Heritage Festival returns to Ogletree Gap Park in Copperas Cove
By PAMELA GRANT
After a long hiatus, the Ogletree Gap Heritage Festival has finally made its triumphant return to the park for which it is named.
The Ogletree Gap Heritage Festival, sponsored by the Copperas Cove Historical Society, took place at Ogletree Gap Park starting at 10 a.m. The fun-filled event featured a variety of entertainment including a demonstration by the 1st Cavalry Division Horse Cavalry Detachment, Native American flute playing by Chief Lasaro, martial arts by Self Defense America, storytelling by Linda Ledger and James Powell, and more. They also had pioneer demonstrations like blacksmithing, metal crafting, fire starting, native dying, and more. They offered carriage rides, various children’s games, and animals including sheep, goats, and Olaf the Longhorn. Festival-goers even had the rare chance to peek inside the old Ogletree stage stop, one of the oldest buildings in Copperas Cove.
“This is the first year we’ve been able to reestablish,” said James “Doc” Powell, a local historian and member of the Historical Society.
The stated mission of the Copperas Cove Historical Society is to celebrate and preserve the history of Copperas Cove, Texas. Their vision is to be a community that knows and honors its past through education, celebration, and preservation. The Heritage Festival is something that the city used to hold, but they hadn’t been able to do so since 2008.
Powell allowed interested eventgoers to take pictures with him and/or his doctor’s buggy from 1893 and taught them about the history of Cove. For example, in addition to being a home for the Ogletrees, the building at Ogletree Gap Park was used as a stage stop, general store, and post office. Ogletree initially applied for the city to be named “Cove”, but the name was already taken so he applied for and was granted the name “Coperas Cove” which eventually became Copperas Cove. It was named because he’d thought the water had copper in it, but it was actually sulfur.
Powell said that he was most impressed by the tenacity of the founders of the city, “how hard they worked and how dedicated they were to the work. They were survivors.”
Throughout the demonstration by the 1st Cavalry Division Horse Cavalry Detachment, Specialist Javier Valdez made announcements, describing what techniques they were demonstrating, what the maneuvers were used for, and why they performed certain techniques.
Valdez said that they mainly perform in ceremonies and public events. Saturday’s performance included 33 horses and 4 mules. They did tricks such as jumping over obstacles and weaving in and around obstacles and other horses. The riders shot targets, cut targets, and even rescued an unmounted rider all while using traditional weapons.
“Our main efforts are public relations and recruiting,” said Valdez. “There’s more to the Army than what you think. There’s an extremely wide opportunity to do things in the US Army.
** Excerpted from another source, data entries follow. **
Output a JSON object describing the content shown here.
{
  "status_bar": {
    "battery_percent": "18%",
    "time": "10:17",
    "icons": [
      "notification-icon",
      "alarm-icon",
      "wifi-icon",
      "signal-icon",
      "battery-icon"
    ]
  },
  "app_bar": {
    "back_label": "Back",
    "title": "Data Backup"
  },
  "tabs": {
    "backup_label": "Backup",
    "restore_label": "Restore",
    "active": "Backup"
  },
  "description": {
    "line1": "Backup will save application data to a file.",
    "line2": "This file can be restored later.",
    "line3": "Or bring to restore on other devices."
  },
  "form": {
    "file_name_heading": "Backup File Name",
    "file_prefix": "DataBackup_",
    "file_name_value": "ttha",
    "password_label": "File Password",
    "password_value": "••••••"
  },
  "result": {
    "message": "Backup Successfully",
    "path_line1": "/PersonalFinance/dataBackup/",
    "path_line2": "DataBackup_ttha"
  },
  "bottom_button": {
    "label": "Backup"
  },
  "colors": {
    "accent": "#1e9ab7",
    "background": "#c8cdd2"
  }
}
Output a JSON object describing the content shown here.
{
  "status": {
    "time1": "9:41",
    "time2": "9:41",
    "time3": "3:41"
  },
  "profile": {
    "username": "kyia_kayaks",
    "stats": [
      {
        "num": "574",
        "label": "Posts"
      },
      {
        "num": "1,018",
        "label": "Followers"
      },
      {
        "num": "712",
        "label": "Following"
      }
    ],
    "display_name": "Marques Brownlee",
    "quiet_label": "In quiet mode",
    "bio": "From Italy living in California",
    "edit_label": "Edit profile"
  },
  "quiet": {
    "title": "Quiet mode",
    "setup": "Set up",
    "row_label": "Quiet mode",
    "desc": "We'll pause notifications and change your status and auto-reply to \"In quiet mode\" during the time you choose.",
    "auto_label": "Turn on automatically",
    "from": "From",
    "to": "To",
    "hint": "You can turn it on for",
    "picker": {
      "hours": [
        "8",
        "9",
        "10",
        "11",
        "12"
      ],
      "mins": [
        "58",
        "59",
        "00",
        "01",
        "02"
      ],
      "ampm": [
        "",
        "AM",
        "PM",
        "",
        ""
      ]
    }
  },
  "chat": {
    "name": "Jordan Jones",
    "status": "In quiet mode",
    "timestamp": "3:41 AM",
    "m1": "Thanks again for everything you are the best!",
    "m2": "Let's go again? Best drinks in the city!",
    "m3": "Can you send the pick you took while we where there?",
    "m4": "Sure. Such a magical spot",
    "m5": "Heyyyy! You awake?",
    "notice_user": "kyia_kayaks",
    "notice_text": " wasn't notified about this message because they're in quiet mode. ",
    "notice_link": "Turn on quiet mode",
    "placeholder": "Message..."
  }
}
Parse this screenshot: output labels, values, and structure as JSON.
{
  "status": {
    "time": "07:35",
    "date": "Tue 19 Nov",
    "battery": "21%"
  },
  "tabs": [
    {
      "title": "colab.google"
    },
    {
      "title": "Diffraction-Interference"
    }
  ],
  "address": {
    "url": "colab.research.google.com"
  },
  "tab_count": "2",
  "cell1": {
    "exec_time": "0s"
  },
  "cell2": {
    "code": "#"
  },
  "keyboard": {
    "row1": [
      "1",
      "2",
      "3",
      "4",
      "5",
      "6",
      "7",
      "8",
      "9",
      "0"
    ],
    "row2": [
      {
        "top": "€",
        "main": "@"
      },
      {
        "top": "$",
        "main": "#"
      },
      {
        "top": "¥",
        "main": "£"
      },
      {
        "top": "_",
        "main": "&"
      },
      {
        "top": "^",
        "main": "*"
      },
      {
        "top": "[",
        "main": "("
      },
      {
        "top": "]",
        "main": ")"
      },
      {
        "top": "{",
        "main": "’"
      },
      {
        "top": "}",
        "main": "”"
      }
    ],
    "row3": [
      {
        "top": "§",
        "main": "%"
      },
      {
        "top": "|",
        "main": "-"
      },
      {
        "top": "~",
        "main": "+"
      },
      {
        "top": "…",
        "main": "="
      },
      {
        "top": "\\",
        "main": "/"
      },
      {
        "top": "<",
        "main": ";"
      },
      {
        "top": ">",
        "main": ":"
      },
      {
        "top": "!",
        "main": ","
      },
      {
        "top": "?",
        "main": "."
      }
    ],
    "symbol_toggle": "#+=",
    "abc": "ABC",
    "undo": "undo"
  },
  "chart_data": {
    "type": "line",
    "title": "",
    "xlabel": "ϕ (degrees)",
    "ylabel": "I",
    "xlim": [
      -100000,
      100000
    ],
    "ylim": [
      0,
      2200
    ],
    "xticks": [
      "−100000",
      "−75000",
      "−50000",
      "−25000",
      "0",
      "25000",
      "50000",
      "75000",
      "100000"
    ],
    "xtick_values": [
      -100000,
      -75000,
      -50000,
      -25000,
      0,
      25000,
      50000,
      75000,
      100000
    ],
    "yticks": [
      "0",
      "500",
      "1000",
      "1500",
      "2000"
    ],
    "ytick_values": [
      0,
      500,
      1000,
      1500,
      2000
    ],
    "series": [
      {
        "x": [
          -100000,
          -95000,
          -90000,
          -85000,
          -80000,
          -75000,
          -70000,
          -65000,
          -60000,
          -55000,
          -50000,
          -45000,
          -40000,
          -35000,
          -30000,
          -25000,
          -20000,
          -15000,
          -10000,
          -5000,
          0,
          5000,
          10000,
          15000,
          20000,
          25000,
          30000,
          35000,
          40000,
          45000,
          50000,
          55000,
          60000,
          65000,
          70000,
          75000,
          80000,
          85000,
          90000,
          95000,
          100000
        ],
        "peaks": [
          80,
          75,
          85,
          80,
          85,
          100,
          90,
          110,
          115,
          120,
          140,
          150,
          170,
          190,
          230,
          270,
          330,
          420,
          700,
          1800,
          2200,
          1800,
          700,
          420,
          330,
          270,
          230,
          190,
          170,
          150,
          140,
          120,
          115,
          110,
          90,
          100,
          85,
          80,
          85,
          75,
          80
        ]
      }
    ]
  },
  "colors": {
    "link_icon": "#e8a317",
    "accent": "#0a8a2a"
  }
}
Many of the eventgoers were particularly thrilled by the 1st Cavalry Division’s demonstration.
Michelle Allen brought her son, Kaleb Smith (7), to the event. Kaleb was a big fan of the 1st Cavalry demonstration.
“I really liked them,” said Kaleb. “I liked it when the cannons were shooting…Back then, they didn’t have tanks, so they had to use horses instead of tanks because tanks weren’t invented. They had to use horses and wagons and other stuff.”
“I like all the history that’s out here, said Allen. “I like all the different vendors. The metal workers were cool. It’s a good time of year for it too. It’s not as hot. We enjoyed the vendors, and we enjoyed watching the cavalry.”
“We’re trying to bring back the history of Copperas Cove,” said Joan Kelley, event coordinator. “It’s to help educate the kids on what things were like here before compared to what it is today. There’s a lot to learn.”